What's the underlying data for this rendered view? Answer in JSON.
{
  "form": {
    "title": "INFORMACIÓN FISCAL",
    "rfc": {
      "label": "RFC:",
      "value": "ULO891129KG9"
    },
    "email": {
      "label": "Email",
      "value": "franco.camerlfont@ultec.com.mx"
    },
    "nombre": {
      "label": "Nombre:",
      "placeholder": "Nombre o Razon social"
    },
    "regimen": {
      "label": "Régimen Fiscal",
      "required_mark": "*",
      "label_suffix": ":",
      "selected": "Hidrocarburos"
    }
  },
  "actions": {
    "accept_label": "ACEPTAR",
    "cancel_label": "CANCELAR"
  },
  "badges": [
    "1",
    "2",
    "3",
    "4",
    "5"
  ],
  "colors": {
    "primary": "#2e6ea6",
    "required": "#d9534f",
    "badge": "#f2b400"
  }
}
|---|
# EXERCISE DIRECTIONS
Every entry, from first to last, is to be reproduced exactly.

# RESPONSE
What's the underlying data for this rendered view? Answer in JSON.
{
  "form": {
    "title": "INFORMACIÓN FISCAL",
    "rfc": {
      "label": "RFC:",
      "value": "ULO891129KG9"
    },
    "email": {
      "label": "Email",
      "value": "franco.camerlfont@ultec.com.mx"
    },
    "nombre": {
      "label": "Nombre:",
      "placeholder": "Nombre o Razon social"
    },
    "regimen": {
      "label": "Régimen Fiscal",
      "required_mark": "*",
      "label_suffix": ":",
      "selected": "Hidrocarburos"
    }
  },
  "actions": {
    "accept_label": "ACEPTAR",
    "cancel_label": "CANCELAR"
  },
  "badges": [
    "1",
    "2",
    "3",
    "4",
    "5"
  ],
  "colors": {
    "primary": "#2e6ea6",
    "required": "#d9534f",
    "badge": "#f2b400"
  }
}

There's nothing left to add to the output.